**Task requirements**: Go through the entries and tally the lines containing the word "thumbnail". Only the total is wanted.

**Provided entries**:
· · · · ·

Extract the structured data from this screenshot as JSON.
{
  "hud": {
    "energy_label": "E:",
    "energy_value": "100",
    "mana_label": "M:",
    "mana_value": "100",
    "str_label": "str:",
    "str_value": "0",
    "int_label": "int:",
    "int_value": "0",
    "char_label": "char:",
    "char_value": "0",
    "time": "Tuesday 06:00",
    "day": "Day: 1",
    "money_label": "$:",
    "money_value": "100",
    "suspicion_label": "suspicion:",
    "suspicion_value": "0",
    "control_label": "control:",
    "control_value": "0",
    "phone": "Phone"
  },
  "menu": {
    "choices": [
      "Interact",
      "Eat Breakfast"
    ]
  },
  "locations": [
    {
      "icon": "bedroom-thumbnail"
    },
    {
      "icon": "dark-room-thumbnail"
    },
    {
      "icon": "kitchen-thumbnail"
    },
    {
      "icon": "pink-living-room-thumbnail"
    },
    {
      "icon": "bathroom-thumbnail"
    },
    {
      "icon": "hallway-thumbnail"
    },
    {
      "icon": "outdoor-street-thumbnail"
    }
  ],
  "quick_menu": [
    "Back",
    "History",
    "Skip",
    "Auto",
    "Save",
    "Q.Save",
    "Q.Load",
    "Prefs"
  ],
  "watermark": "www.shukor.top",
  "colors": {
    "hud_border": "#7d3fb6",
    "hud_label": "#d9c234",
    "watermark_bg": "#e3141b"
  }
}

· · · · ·

**Answer for this exercise**: 7